Commemorating Komagata Maru at 100
Link to video: http://vimeo.com/94927008
Political and community leaders gathered at Simon Fraser University’s Vancouver campus Friday morning to commemorate the 100th anniversary of the arrival of the Komagata Maru.
The Komagata Maru incident is one of the most infamous episodes in Vancouver’s early history. On May 23, 1914, the Komagata Maru, a Japanese charter ship, brought 376 migrants from Punjab, India – almost all British citizens – to Vancouver. Officials refused to let them disembark and after two months the ship was forcibly sent back to India where British India police in Calcutta shot dead 19 of the passengers.
“The Komagata Maru is a dark chapter in the history of our country,” said Minister of State (Multiculturalism) Tim Uppal.
“Although there is still work to be done, Canada has come a long way since 1914. One century after the Komagata Maru incident we have cause to celebrate the progress we have made in forging a truly multi-cultural society.”
British Columbia Premier Christy Clark was represented by Minister of Advanced Education Amrik Virk, and provided a video greeting to those in attendance.
“One hundred years ago, the Komagata Maru arrived in Vancouver with 376 people on board. They came to our province with a dream of a better life, but they weren’t given that opportunity,” said Clark.
“This terrible act of racism is an important reminder to us all today; we must value, respect and welcome all immigrants and refugees who seek to build their lives here in B.C. They make our province better, they build communities, they enrich our culture and strengthen our economy. We have learned a lot over the last century, and we must never, never forget this important lesson.”
SFU is one of eight Metro Vancouver institutions which have collaborated to mark the 100th anniversary of the incident with a series entitled Komagata Maru 1914-2014: Generations, Geographies and Echoes. At Friday’s event, a video detailing the journey, and produced for the series, premiered.
“The last line of the video speaks of the opportunity we now have to reclaim and retell the story of Canada, in a manner that acknowledges the history of racism and exclusion represented by the Komagata Maru,” said SFU President Andrew Petter.
“As we are gathered together today, 100 years later, I see this event as providing such an opportunity. In commemorating the Komagata Maru incident, we not only recall past wrongs, we also renew our commitment to celebrating diversity and protecting human rights.”
In 2012, the SFU Library, with support from Citizenship and Immigration Canada, launched www.komagatamarujourney.ca, an interactive website and digital archive that chronicles the Komagata Maru incident, as well as events preceding and following its journey. The website has helped to inform thousands of individuals and school children about its historical impact since its unveiling two years ago.

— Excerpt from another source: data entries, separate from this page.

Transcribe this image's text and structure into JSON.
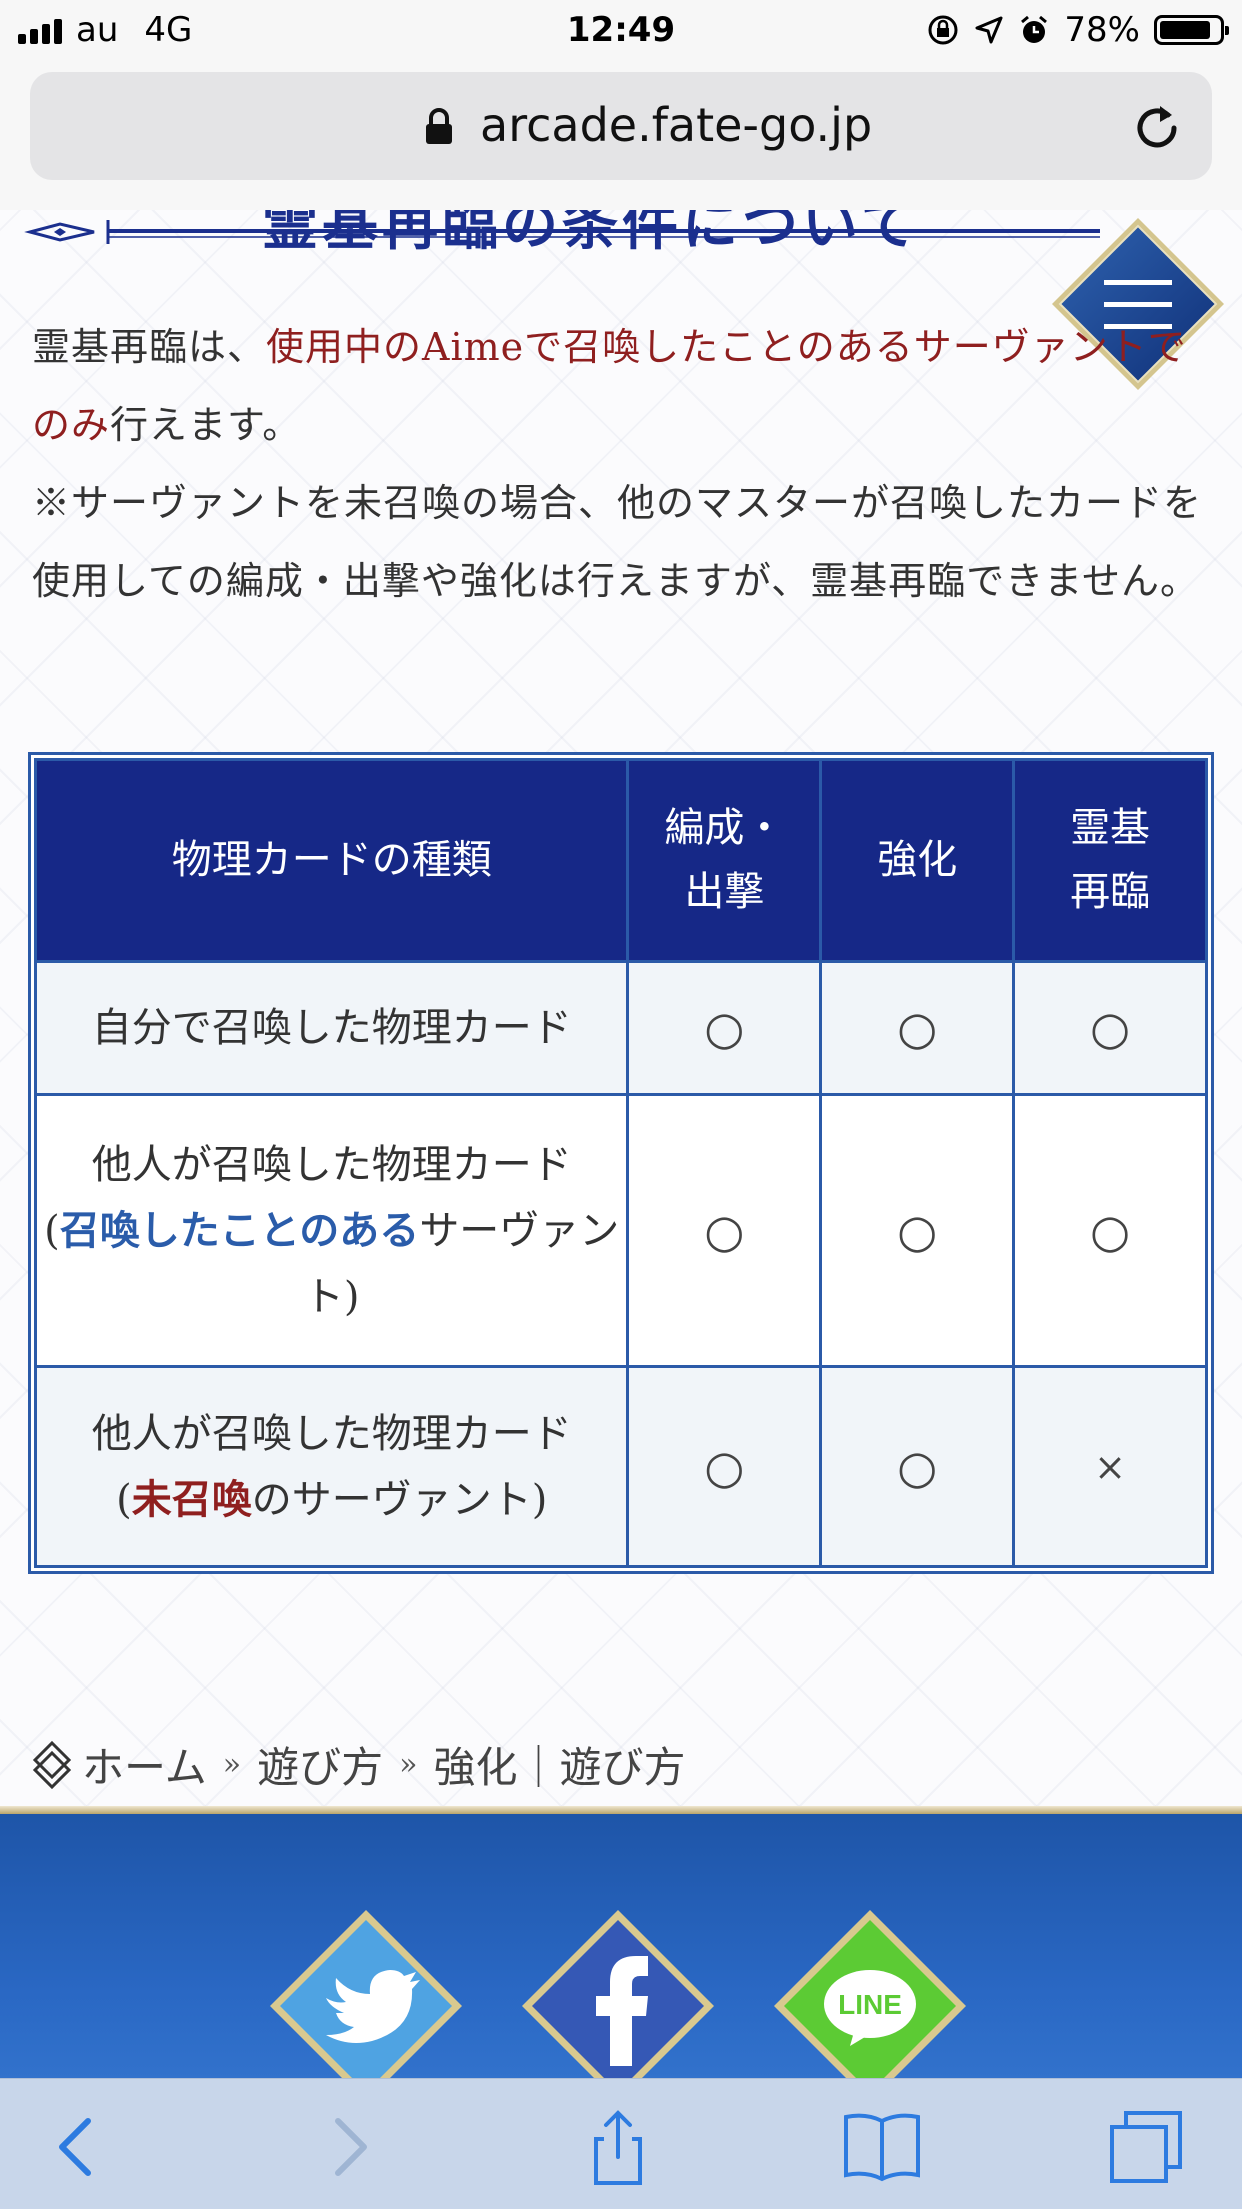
{
  "status_bar": {
    "carrier": "au",
    "network": "4G",
    "time": "12:49",
    "battery": "78%",
    "battery_level": 0.78
  },
  "browser": {
    "url": "arcade.fate-go.jp"
  },
  "page": {
    "heading_partial": "霊基再臨の条件について",
    "intro_line1_a": "霊基再臨は、",
    "intro_line1_red": "使用中のAimeで召喚したことのあるサーヴァントでのみ",
    "intro_line1_b": "行えます。",
    "intro_line2": "※サーヴァントを未召喚の場合、他のマスターが召喚したカードを使用しての編成・出撃や強化は行えますが、霊基再臨できません。"
  },
  "table": {
    "headers": {
      "col1": "物理カードの種類",
      "col2_l1": "編成・",
      "col2_l2": "出撃",
      "col3": "強化",
      "col4_l1": "霊基",
      "col4_l2": "再臨"
    },
    "rows": [
      {
        "label": "自分で召喚した物理カード",
        "formation": "○",
        "enhance": "○",
        "ascension": "○"
      },
      {
        "label_a": "他人が召喚した物理カード",
        "label_paren_open": "(",
        "label_blue": "召喚したことのある",
        "label_b": "サーヴァント",
        "label_paren_close": ")",
        "formation": "○",
        "enhance": "○",
        "ascension": "○"
      },
      {
        "label_a": "他人が召喚した物理カード",
        "label_paren_open": "(",
        "label_red": "未召喚",
        "label_b": "のサーヴァント",
        "label_paren_close": ")",
        "formation": "○",
        "enhance": "○",
        "ascension": "×"
      }
    ]
  },
  "breadcrumb": {
    "home": "ホーム",
    "sep": "»",
    "howto": "遊び方",
    "current": "強化｜遊び方"
  },
  "social": {
    "twitter": "twitter-icon",
    "facebook": "facebook-icon",
    "line": "LINE"
  },
  "colors": {
    "header_navy": "#162887",
    "border_blue": "#2b5aa8",
    "accent_red": "#8f1f1f",
    "accent_blue": "#2a5caa"
  }
}
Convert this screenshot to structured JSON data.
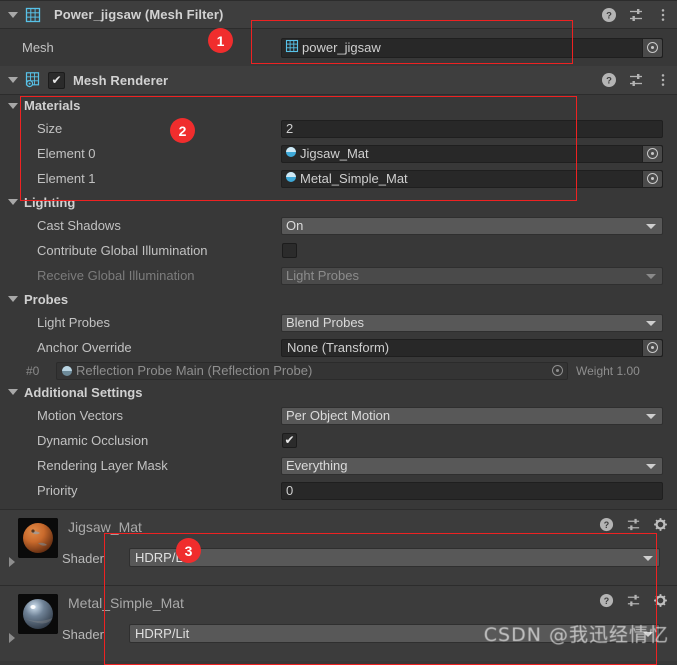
{
  "mesh_filter": {
    "title": "Power_jigsaw (Mesh Filter)",
    "icon": "mesh-filter-icon",
    "mesh_label": "Mesh",
    "mesh_value": "power_jigsaw"
  },
  "mesh_renderer": {
    "title": "Mesh Renderer",
    "icon": "mesh-renderer-icon",
    "enabled": true,
    "materials": {
      "header": "Materials",
      "size_label": "Size",
      "size_value": "2",
      "elements": [
        {
          "label": "Element 0",
          "value": "Jigsaw_Mat"
        },
        {
          "label": "Element 1",
          "value": "Metal_Simple_Mat"
        }
      ]
    },
    "lighting": {
      "header": "Lighting",
      "cast_shadows_label": "Cast Shadows",
      "cast_shadows_value": "On",
      "contribute_gi_label": "Contribute Global Illumination",
      "contribute_gi_checked": false,
      "receive_gi_label": "Receive Global Illumination",
      "receive_gi_value": "Light Probes"
    },
    "probes": {
      "header": "Probes",
      "light_probes_label": "Light Probes",
      "light_probes_value": "Blend Probes",
      "anchor_override_label": "Anchor Override",
      "anchor_override_value": "None (Transform)",
      "reflection_index": "#0",
      "reflection_value": "Reflection Probe Main (Reflection Probe)",
      "reflection_weight": "Weight 1.00"
    },
    "additional_settings": {
      "header": "Additional Settings",
      "motion_vectors_label": "Motion Vectors",
      "motion_vectors_value": "Per Object Motion",
      "dynamic_occlusion_label": "Dynamic Occlusion",
      "dynamic_occlusion_checked": true,
      "rendering_layer_mask_label": "Rendering Layer Mask",
      "rendering_layer_mask_value": "Everything",
      "priority_label": "Priority",
      "priority_value": "0"
    }
  },
  "material_previews": [
    {
      "name": "Jigsaw_Mat",
      "shader_label": "Shader",
      "shader_value": "HDRP/Lit"
    },
    {
      "name": "Metal_Simple_Mat",
      "shader_label": "Shader",
      "shader_value": "HDRP/Lit"
    }
  ],
  "annotations": {
    "badges": [
      "1",
      "2",
      "3"
    ],
    "box_color": "#ee2222",
    "badge_color": "#f02d2d"
  },
  "watermark": "CSDN @我迅经情忆"
}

Over the past year the website has attracted more than 16,000 visits from 81 different countries, including the U.S., Canada, the U.K. and India. Featuring video interviews with scholars, community members and even pioneer immigrants and their descendants, the site hosts a wealth of digitized material – documents, photographs, reports, newspaper articles; even a rare speech by Jawaharlal Nehru in Vancouver in 1949 – as well as lesson plans designed for elementary and secondary schools, created in consultation with education professionals.
Following Friday’s ceremony a procession walked from SFU’s Vancouver campus to the Komagata Maru memorial in Vancouver’s Harbour Green Park.
Komagata Maru 1914-2014: Generations, Geographies and Echoes is a partnership between Progressive Intercultural Services Society (PICS), the Khalsa Diwan Society (Ross Street Temple), the Museum of Vancouver, Simon Fraser University Library, Surrey Art Gallery, Surrey Museum, Surrey Public Libraries, and the Vancouver Maritime Museum.
Simon Fraser University is consistently ranked among Canada's top comprehensive universities and is one of the top 50 universities in the world under 50 years old. With campuses in Vancouver, Burnaby and Surrey, B.C., SFU engages actively with the community in its research and teaching, delivers almost 150 programs to more than 30,000 students, and has more than 125,000 alumni in 130 countries.
Simon Fraser University: Engaging Students. Engaging Research. Engaging Communities.